Many serious diseases run in families, including diabetes. If you have a mother, father, brother or sister with type 2 diabetes, you have a higher chance of getting the disease. If left undiagnosed or untreated, diabetes can lead to serious health problems including heart disease, stroke, blindness, kidney disease, amputation, and even death.
Understanding your family’s history of diabetes can help you take action now to prevent or delay the development of this serious disease. Other risk factors for type 2 diabetes include being overweight or obese, physically inactive, and over the age of 45. Diabetes is also more common in African Americans, Hispanics and Latinos, American Indians, Alaska Natives, Asian Americans, and Pacific Islanders.
The NDEP has tools that you can use to learn more about your risk for type 2 diabetes and steps you can take to delay or prevent this disease. Visit YourDiabetesInfo.org to find some of the following:
• Diabetes Risk Test. This tool asks simple questions about weight, age, family history and other potential risk factors for type 2 diabetes or prediabetes. Prediabetes means that the sugar in your blood is higher than normal but not high enough to be called diabetes.
• NDEP’s Family Health History Quiz asks four true/false questions to help people better understand their family health history of diabetes.
• NDEP’s 4 Questions You Should Ask Your Family about Diabetes and Family Health History offers ways to help you talk with your family about your family’s history of diabetes.
Studies have shown that type 2 diabetes can be prevented or delayed by losing a small amount of weight (10 to 14 pounds for a 200-pound person) – and becoming more active.
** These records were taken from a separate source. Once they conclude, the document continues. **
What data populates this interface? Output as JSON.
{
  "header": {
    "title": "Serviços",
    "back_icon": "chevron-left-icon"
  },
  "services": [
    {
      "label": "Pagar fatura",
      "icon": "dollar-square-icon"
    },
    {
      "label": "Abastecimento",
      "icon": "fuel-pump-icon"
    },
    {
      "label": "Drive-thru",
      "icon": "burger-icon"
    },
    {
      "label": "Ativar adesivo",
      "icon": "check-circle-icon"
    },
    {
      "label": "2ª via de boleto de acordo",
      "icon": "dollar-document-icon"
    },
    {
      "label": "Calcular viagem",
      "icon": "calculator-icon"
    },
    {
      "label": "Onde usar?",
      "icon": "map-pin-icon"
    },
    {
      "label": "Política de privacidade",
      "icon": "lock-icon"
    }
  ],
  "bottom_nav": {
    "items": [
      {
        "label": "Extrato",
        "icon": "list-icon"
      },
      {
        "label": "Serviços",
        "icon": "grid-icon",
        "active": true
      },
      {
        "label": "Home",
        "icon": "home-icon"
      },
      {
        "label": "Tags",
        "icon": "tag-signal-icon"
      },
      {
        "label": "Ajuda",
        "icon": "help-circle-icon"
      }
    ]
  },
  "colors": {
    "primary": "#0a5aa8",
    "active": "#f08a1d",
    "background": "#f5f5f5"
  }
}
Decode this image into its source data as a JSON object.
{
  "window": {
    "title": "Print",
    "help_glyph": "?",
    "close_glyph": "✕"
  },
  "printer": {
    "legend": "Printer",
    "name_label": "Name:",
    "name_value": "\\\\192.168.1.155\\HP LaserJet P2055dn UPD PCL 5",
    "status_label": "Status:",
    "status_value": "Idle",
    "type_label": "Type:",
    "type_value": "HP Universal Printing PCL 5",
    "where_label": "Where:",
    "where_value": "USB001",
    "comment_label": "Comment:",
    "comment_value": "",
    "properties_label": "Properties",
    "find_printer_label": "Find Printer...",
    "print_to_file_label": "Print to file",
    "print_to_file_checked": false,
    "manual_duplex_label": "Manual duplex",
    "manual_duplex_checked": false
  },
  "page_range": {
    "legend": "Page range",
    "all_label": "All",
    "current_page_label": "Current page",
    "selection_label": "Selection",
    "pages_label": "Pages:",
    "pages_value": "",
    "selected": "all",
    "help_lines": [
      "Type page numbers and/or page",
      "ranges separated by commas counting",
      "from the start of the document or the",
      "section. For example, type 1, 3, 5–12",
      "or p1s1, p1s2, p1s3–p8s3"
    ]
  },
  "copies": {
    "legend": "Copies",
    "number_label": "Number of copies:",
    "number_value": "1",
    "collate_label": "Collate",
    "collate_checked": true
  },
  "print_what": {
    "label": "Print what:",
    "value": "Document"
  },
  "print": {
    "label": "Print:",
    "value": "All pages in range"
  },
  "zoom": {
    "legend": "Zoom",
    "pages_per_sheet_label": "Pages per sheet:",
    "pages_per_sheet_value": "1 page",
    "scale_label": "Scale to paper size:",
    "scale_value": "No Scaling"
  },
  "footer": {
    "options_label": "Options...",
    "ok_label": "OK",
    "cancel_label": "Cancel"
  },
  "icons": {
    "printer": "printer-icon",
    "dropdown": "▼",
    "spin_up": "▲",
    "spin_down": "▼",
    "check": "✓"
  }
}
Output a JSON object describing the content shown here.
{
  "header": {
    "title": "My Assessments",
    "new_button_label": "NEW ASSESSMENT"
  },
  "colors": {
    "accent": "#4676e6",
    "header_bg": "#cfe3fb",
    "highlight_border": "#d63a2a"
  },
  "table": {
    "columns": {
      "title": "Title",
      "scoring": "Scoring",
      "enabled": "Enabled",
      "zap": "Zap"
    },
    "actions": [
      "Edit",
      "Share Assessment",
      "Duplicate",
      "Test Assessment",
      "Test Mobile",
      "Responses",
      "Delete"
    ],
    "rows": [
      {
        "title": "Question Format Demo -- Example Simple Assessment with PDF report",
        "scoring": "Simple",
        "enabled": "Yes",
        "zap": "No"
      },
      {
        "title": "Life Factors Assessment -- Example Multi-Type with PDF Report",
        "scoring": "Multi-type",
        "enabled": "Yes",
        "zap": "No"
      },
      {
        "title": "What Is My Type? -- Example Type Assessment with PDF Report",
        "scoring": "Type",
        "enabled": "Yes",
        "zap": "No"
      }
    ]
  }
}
Action steps include making healthy food choices and being active at least 30 minutes, five days a week.
If you are at risk for type 2 diabetes, NDEP has resources to help. Take the first step to make lifestyle changes to improve your health with NDEP’s Just One Step online tool. Download or order NDEP’s Small Steps. Big Rewards.Your GAME PLAN to Prevent Type 2 Diabetes booklet. You can also call 1-888-693-NDEP (6337) or visit www.YourDiabetesInfo.org for more information on preventing type 2 diabetes.
The U.S. Department of Health and Human Services’ National Diabetes Education Program is jointly sponsored by the National Institutes of Health (NIH) and the Centers for Disease Control and Prevention (CDC) with the support of more than 200 partner organizations.